*Work to complete:* Return every record below exactly.

(Website and app data records)

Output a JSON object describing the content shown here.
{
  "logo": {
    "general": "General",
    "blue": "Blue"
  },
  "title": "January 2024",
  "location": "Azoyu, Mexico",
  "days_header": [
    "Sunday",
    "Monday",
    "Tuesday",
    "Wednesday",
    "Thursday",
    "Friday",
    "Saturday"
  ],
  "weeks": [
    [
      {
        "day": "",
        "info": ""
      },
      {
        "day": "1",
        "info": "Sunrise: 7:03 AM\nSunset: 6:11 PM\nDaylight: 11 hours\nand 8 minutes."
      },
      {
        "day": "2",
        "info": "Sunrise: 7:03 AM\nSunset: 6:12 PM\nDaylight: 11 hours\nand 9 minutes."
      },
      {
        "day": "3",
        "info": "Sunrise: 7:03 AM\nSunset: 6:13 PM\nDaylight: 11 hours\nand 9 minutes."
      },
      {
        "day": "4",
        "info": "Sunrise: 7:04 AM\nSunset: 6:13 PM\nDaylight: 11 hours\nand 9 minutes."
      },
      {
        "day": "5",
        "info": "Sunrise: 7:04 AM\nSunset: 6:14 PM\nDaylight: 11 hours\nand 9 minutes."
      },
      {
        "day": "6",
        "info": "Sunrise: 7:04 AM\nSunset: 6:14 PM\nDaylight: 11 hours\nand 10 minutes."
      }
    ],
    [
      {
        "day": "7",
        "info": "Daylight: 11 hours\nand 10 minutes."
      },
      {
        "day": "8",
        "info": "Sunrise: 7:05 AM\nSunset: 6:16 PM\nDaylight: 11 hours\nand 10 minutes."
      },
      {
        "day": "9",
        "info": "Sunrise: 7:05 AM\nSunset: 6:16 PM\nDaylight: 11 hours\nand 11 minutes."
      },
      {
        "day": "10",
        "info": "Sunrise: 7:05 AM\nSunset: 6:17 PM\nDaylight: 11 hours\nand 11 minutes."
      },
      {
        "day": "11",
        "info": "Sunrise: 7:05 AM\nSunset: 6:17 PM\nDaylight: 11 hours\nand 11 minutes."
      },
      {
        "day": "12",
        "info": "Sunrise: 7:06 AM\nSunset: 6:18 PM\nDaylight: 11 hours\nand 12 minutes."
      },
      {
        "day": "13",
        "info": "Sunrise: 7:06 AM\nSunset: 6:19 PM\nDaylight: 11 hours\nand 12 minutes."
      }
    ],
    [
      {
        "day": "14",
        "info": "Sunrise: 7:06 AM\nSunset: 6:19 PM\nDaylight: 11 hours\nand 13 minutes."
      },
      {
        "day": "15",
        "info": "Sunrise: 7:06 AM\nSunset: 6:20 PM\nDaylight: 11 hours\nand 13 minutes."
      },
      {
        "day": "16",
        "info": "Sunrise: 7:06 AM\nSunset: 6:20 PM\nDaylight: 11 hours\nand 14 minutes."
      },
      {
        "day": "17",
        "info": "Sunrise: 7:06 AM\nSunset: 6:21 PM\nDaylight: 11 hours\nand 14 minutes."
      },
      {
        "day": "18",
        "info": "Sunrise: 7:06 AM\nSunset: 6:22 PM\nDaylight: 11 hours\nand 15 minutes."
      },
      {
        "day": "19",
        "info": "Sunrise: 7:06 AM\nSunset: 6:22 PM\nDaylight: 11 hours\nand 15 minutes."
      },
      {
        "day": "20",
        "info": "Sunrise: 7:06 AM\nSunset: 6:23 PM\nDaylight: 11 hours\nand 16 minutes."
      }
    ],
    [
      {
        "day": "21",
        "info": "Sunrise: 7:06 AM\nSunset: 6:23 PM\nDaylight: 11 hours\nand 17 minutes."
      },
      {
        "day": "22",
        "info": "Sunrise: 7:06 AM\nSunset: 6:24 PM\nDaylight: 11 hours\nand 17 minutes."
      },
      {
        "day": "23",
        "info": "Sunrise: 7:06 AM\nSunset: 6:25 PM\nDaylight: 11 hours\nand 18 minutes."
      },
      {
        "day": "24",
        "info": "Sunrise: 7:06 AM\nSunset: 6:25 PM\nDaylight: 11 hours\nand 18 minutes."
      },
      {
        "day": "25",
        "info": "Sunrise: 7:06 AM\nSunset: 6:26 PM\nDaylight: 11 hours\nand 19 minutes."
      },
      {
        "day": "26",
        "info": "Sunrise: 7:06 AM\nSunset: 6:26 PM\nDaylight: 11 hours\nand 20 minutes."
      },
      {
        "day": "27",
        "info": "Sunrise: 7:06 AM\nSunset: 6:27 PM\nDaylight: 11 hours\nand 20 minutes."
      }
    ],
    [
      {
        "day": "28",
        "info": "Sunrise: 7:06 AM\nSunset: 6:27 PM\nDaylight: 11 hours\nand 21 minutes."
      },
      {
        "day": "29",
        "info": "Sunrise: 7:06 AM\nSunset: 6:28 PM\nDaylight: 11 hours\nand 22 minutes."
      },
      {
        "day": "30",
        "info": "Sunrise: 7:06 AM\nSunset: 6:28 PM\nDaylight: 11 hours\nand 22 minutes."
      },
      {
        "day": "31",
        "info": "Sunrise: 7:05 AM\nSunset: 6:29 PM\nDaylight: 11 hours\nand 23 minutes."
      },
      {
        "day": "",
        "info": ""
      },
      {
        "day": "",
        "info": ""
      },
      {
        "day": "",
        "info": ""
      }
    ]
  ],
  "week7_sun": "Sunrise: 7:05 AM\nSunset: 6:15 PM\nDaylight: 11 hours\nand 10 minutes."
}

*Answer for the task:*
Output a JSON object describing the content shown here.
{
  "logo": {
    "general": "General",
    "blue": "Blue"
  },
  "title": "January 2024",
  "location": "Azoyu, Mexico",
  "days_header": [
    "Sunday",
    "Monday",
    "Tuesday",
    "Wednesday",
    "Thursday",
    "Friday",
    "Saturday"
  ],
  "weeks": [
    [
      {
        "day": "",
        "info": ""
      },
      {
        "day": "1",
        "info": "Sunrise: 7:03 AM\nSunset: 6:11 PM\nDaylight: 11 hours\nand 8 minutes."
      },
      {
        "day": "2",
        "info": "Sunrise: 7:03 AM\nSunset: 6:12 PM\nDaylight: 11 hours\nand 9 minutes."
      },
      {
        "day": "3",
        "info": "Sunrise: 7:03 AM\nSunset: 6:13 PM\nDaylight: 11 hours\nand 9 minutes."
      },
      {
        "day": "4",
        "info": "Sunrise: 7:04 AM\nSunset: 6:13 PM\nDaylight: 11 hours\nand 9 minutes."
      },
      {
        "day": "5",
        "info": "Sunrise: 7:04 AM\nSunset: 6:14 PM\nDaylight: 11 hours\nand 9 minutes."
      },
      {
        "day": "6",
        "info": "Sunrise: 7:04 AM\nSunset: 6:14 PM\nDaylight: 11 hours\nand 10 minutes."
      }
    ],
    [
      {
        "day": "7",
        "info": "Daylight: 11 hours\nand 10 minutes."
      },
      {
        "day": "8",
        "info": "Sunrise: 7:05 AM\nSunset: 6:16 PM\nDaylight: 11 hours\nand 10 minutes."
      },
      {
        "day": "9",
        "info": "Sunrise: 7:05 AM\nSunset: 6:16 PM\nDaylight: 11 hours\nand 11 minutes."
      },
      {
        "day": "10",
        "info": "Sunrise: 7:05 AM\nSunset: 6:17 PM\nDaylight: 11 hours\nand 11 minutes."
      },
      {
        "day": "11",
        "info": "Sunrise: 7:05 AM\nSunset: 6:17 PM\nDaylight: 11 hours\nand 11 minutes."
      },
      {
        "day": "12",
        "info": "Sunrise: 7:06 AM\nSunset: 6:18 PM\nDaylight: 11 hours\nand 12 minutes."
      },
      {
        "day": "13",
        "info": "Sunrise: 7:06 AM\nSunset: 6:19 PM\nDaylight: 11 hours\nand 12 minutes."
      }
    ],
    [
      {
        "day": "14",
        "info": "Sunrise: 7:06 AM\nSunset: 6:19 PM\nDaylight: 11 hours\nand 13 minutes."
      },
      {
        "day": "15",
        "info": "Sunrise: 7:06 AM\nSunset: 6:20 PM\nDaylight: 11 hours\nand 13 minutes."
      },
      {
        "day": "16",
        "info": "Sunrise: 7:06 AM\nSunset: 6:20 PM\nDaylight: 11 hours\nand 14 minutes."
      },
      {
        "day": "17",
        "info": "Sunrise: 7:06 AM\nSunset: 6:21 PM\nDaylight: 11 hours\nand 14 minutes."
      },
      {
        "day": "18",
        "info": "Sunrise: 7:06 AM\nSunset: 6:22 PM\nDaylight: 11 hours\nand 15 minutes."
      },
      {
        "day": "19",
        "info": "Sunrise: 7:06 AM\nSunset: 6:22 PM\nDaylight: 11 hours\nand 15 minutes."
      },
      {
        "day": "20",
        "info": "Sunrise: 7:06 AM\nSunset: 6:23 PM\nDaylight: 11 hours\nand 16 minutes."
      }
    ],
    [
      {
        "day": "21",
        "info": "Sunrise: 7:06 AM\nSunset: 6:23 PM\nDaylight: 11 hours\nand 17 minutes."
      },
      {
        "day": "22",
        "info": "Sunrise: 7:06 AM\nSunset: 6:24 PM\nDaylight: 11 hours\nand 17 minutes."
      },
      {
        "day": "23",
        "info": "Sunrise: 7:06 AM\nSunset: 6:25 PM\nDaylight: 11 hours\nand 18 minutes."
      },
      {
        "day": "24",
        "info": "Sunrise: 7:06 AM\nSunset: 6:25 PM\nDaylight: 11 hours\nand 18 minutes."
      },
      {
        "day": "25",
        "info": "Sunrise: 7:06 AM\nSunset: 6:26 PM\nDaylight: 11 hours\nand 19 minutes."
      },
      {
        "day": "26",
        "info": "Sunrise: 7:06 AM\nSunset: 6:26 PM\nDaylight: 11 hours\nand 20 minutes."
      },
      {
        "day": "27",
        "info": "Sunrise: 7:06 AM\nSunset: 6:27 PM\nDaylight: 11 hours\nand 20 minutes."
      }
    ],
    [
      {
        "day": "28",
        "info": "Sunrise: 7:06 AM\nSunset: 6:27 PM\nDaylight: 11 hours\nand 21 minutes."
      },
      {
        "day": "29",
        "info": "Sunrise: 7:06 AM\nSunset: 6:28 PM\nDaylight: 11 hours\nand 22 minutes."
      },
      {
        "day": "30",
        "info": "Sunrise: 7:06 AM\nSunset: 6:28 PM\nDaylight: 11 hours\nand 22 minutes."
      },
      {
        "day": "31",
        "info": "Sunrise: 7:05 AM\nSunset: 6:29 PM\nDaylight: 11 hours\nand 23 minutes."
      },
      {
        "day": "",
        "info": ""
      },
      {
        "day": "",
        "info": ""
      },
      {
        "day": "",
        "info": ""
      }
    ]
  ],
  "week7_sun": "Sunrise: 7:05 AM\nSunset: 6:15 PM\nDaylight: 11 hours\nand 10 minutes."
}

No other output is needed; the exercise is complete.